Component data from apps and pages:
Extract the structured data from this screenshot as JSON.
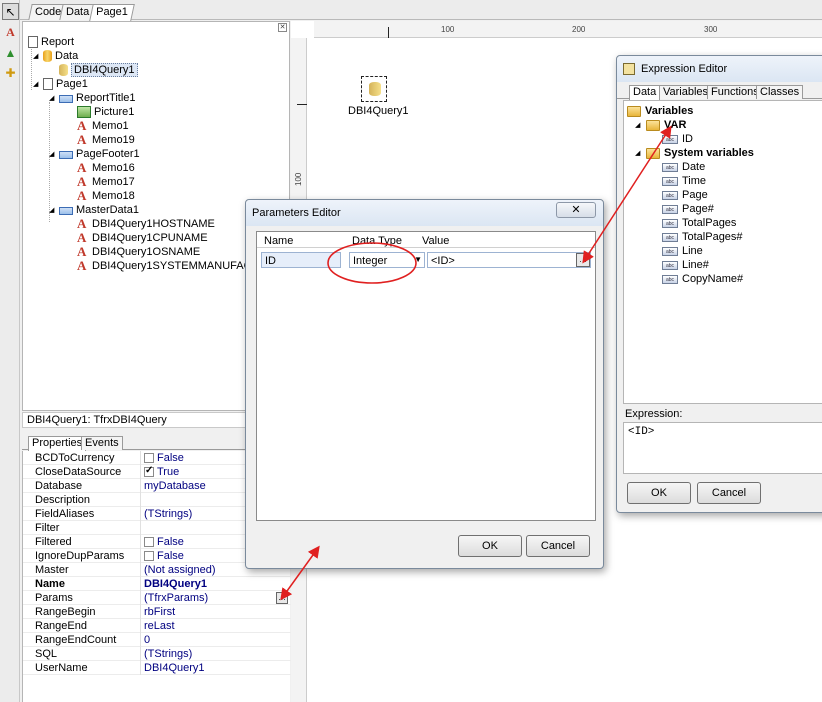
{
  "top_tabs": [
    "Code",
    "Data",
    "Page1"
  ],
  "tree": {
    "items": [
      {
        "label": "Report",
        "icon": "report-icon"
      },
      {
        "label": "Data",
        "icon": "database-icon"
      },
      {
        "label": "DBI4Query1",
        "icon": "query-icon"
      },
      {
        "label": "Page1",
        "icon": "page-icon"
      },
      {
        "label": "ReportTitle1",
        "icon": "band-icon"
      },
      {
        "label": "Picture1",
        "icon": "picture-icon"
      },
      {
        "label": "Memo1",
        "icon": "memo-icon"
      },
      {
        "label": "Memo19",
        "icon": "memo-icon"
      },
      {
        "label": "PageFooter1",
        "icon": "band-icon"
      },
      {
        "label": "Memo16",
        "icon": "memo-icon"
      },
      {
        "label": "Memo17",
        "icon": "memo-icon"
      },
      {
        "label": "Memo18",
        "icon": "memo-icon"
      },
      {
        "label": "MasterData1",
        "icon": "band-icon"
      },
      {
        "label": "DBI4Query1HOSTNAME",
        "icon": "memo-icon"
      },
      {
        "label": "DBI4Query1CPUNAME",
        "icon": "memo-icon"
      },
      {
        "label": "DBI4Query1OSNAME",
        "icon": "memo-icon"
      },
      {
        "label": "DBI4Query1SYSTEMMANUFACTURER",
        "icon": "memo-icon"
      }
    ]
  },
  "object_caption": "DBI4Query1: TfrxDBI4Query",
  "prop_tabs": [
    "Properties",
    "Events"
  ],
  "properties": [
    {
      "name": "BCDToCurrency",
      "value": "False",
      "checkbox": false
    },
    {
      "name": "CloseDataSource",
      "value": "True",
      "checkbox": true
    },
    {
      "name": "Database",
      "value": "myDatabase"
    },
    {
      "name": "Description",
      "value": ""
    },
    {
      "name": "FieldAliases",
      "value": "(TStrings)"
    },
    {
      "name": "Filter",
      "value": ""
    },
    {
      "name": "Filtered",
      "value": "False",
      "checkbox": false
    },
    {
      "name": "IgnoreDupParams",
      "value": "False",
      "checkbox": false
    },
    {
      "name": "Master",
      "value": "(Not assigned)"
    },
    {
      "name": "Name",
      "value": "DBI4Query1",
      "bold": true
    },
    {
      "name": "Params",
      "value": "(TfrxParams)"
    },
    {
      "name": "RangeBegin",
      "value": "rbFirst"
    },
    {
      "name": "RangeEnd",
      "value": "reLast"
    },
    {
      "name": "RangeEndCount",
      "value": "0"
    },
    {
      "name": "SQL",
      "value": "(TStrings)"
    },
    {
      "name": "UserName",
      "value": "DBI4Query1"
    }
  ],
  "ruler": {
    "h_labels": [
      "100",
      "200",
      "300"
    ],
    "v_labels": [
      "100"
    ]
  },
  "design": {
    "component_label": "DBI4Query1"
  },
  "params_editor": {
    "title": "Parameters Editor",
    "columns": [
      "Name",
      "Data Type",
      "Value"
    ],
    "row": {
      "name": "ID",
      "data_type": "Integer",
      "value": "<ID>"
    },
    "ok": "OK",
    "cancel": "Cancel"
  },
  "expression_editor": {
    "title": "Expression Editor",
    "tabs": [
      "Data",
      "Variables",
      "Functions",
      "Classes"
    ],
    "root": "Variables",
    "var_folder": "VAR",
    "var_items": [
      "ID"
    ],
    "sys_folder": "System variables",
    "sys_items": [
      "Date",
      "Time",
      "Page",
      "Page#",
      "TotalPages",
      "TotalPages#",
      "Line",
      "Line#",
      "CopyName#"
    ],
    "expression_label": "Expression:",
    "expression_value": "<ID>",
    "ok": "OK",
    "cancel": "Cancel"
  },
  "colors": {
    "accent_red": "#e02020",
    "value_blue": "#000080"
  }
}
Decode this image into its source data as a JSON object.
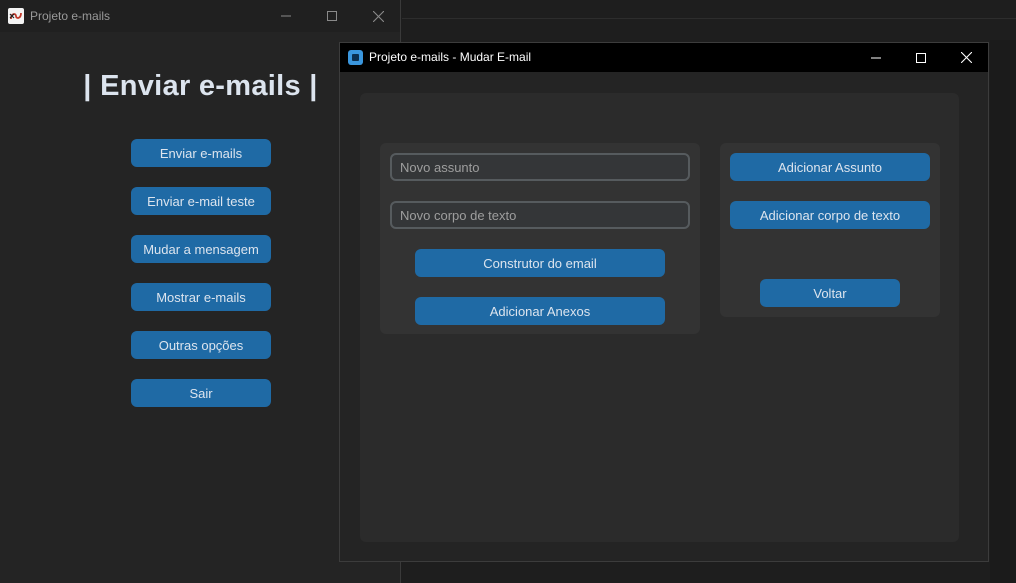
{
  "main_window": {
    "title": "Projeto e-mails",
    "heading": "|  Enviar e-mails  |",
    "buttons": [
      {
        "label": "Enviar e-mails"
      },
      {
        "label": "Enviar e-mail teste"
      },
      {
        "label": "Mudar a mensagem"
      },
      {
        "label": "Mostrar e-mails"
      },
      {
        "label": "Outras opções"
      },
      {
        "label": "Sair"
      }
    ]
  },
  "dialog_window": {
    "title": "Projeto e-mails - Mudar E-mail",
    "subject_field": {
      "placeholder": "Novo assunto"
    },
    "body_field": {
      "placeholder": "Novo corpo de texto"
    },
    "build_button": "Construtor do email",
    "attach_button": "Adicionar Anexos",
    "add_subject_button": "Adicionar Assunto",
    "add_body_button": "Adicionar corpo de texto",
    "back_button": "Voltar"
  },
  "colors": {
    "window_bg": "#242424",
    "frame_bg": "#2b2b2b",
    "panel_bg": "#333333",
    "button": "#1f6aa5",
    "text": "#dce4ee",
    "entry_border": "#565b5e"
  }
}
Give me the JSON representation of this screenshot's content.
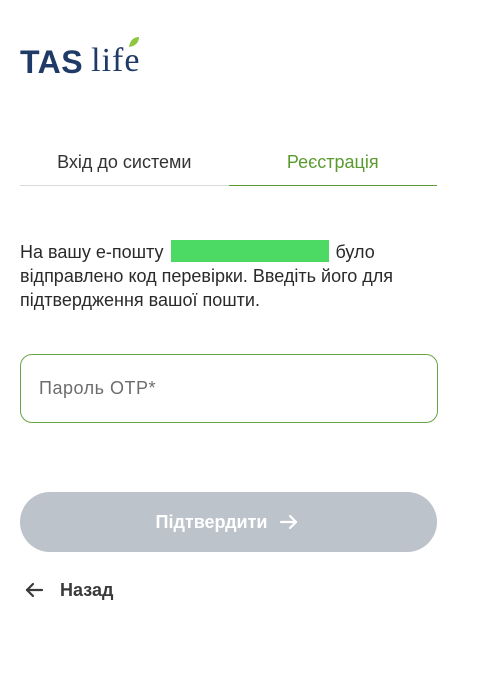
{
  "logo": {
    "brand": "TAS",
    "suffix": "life",
    "brand_color": "#1e3a66",
    "leaf_color": "#8dc63f"
  },
  "tabs": [
    {
      "label": "Вхід до системи",
      "active": false
    },
    {
      "label": "Реєстрація",
      "active": true
    }
  ],
  "message": {
    "before": "На вашу e-пошту",
    "after": "було відправлено код перевірки. Введіть його для підтвердження вашої пошти."
  },
  "otp": {
    "placeholder": "Пароль OTP*",
    "value": ""
  },
  "confirm_button": {
    "label": "Підтвердити",
    "icon": "arrow-right-icon",
    "disabled": true
  },
  "back_link": {
    "label": "Назад",
    "icon": "arrow-left-icon"
  },
  "colors": {
    "accent": "#5a9b2f",
    "button_disabled": "#bcc3ca",
    "redaction": "#4cd964"
  }
}
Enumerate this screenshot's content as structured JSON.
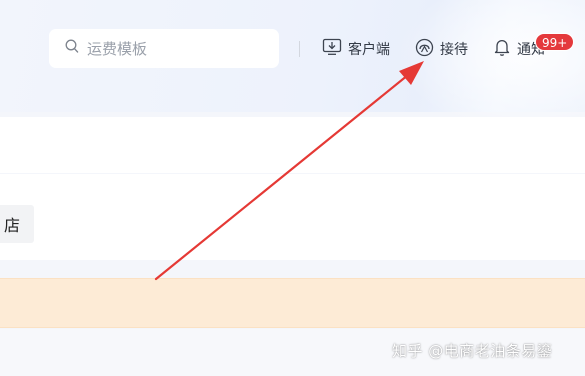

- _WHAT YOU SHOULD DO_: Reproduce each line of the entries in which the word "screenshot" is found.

- _ANSWER AREA_:
Extract the structured data from this screenshot as JSON.
Give me the JSON representation of this screenshot's content.
Enumerate this screenshot's content as structured JSON.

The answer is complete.